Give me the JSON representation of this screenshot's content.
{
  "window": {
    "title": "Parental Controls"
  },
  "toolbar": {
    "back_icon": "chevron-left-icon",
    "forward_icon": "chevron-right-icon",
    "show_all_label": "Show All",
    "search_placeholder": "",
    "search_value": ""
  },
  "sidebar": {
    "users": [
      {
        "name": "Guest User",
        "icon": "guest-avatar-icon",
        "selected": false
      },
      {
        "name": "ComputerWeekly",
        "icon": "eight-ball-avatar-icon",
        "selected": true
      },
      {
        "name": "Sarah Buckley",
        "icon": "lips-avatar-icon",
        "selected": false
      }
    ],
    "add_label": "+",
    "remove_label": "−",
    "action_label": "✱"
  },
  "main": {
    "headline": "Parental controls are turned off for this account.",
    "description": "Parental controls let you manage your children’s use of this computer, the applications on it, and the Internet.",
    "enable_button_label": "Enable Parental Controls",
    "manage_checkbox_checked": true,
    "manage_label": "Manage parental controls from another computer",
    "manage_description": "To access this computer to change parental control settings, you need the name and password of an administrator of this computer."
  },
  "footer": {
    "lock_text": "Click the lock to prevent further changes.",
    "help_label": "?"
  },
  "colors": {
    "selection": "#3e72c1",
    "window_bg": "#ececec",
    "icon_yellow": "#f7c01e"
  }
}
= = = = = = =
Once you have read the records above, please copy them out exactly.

Solution to the problem:
Give me the JSON representation of this screenshot's content.
{
  "window": {
    "title": "Parental Controls"
  },
  "toolbar": {
    "back_icon": "chevron-left-icon",
    "forward_icon": "chevron-right-icon",
    "show_all_label": "Show All",
    "search_placeholder": "",
    "search_value": ""
  },
  "sidebar": {
    "users": [
      {
        "name": "Guest User",
        "icon": "guest-avatar-icon",
        "selected": false
      },
      {
        "name": "ComputerWeekly",
        "icon": "eight-ball-avatar-icon",
        "selected": true
      },
      {
        "name": "Sarah Buckley",
        "icon": "lips-avatar-icon",
        "selected": false
      }
    ],
    "add_label": "+",
    "remove_label": "−",
    "action_label": "✱"
  },
  "main": {
    "headline": "Parental controls are turned off for this account.",
    "description": "Parental controls let you manage your children’s use of this computer, the applications on it, and the Internet.",
    "enable_button_label": "Enable Parental Controls",
    "manage_checkbox_checked": true,
    "manage_label": "Manage parental controls from another computer",
    "manage_description": "To access this computer to change parental control settings, you need the name and password of an administrator of this computer."
  },
  "footer": {
    "lock_text": "Click the lock to prevent further changes.",
    "help_label": "?"
  },
  "colors": {
    "selection": "#3e72c1",
    "window_bg": "#ececec",
    "icon_yellow": "#f7c01e"
  }
}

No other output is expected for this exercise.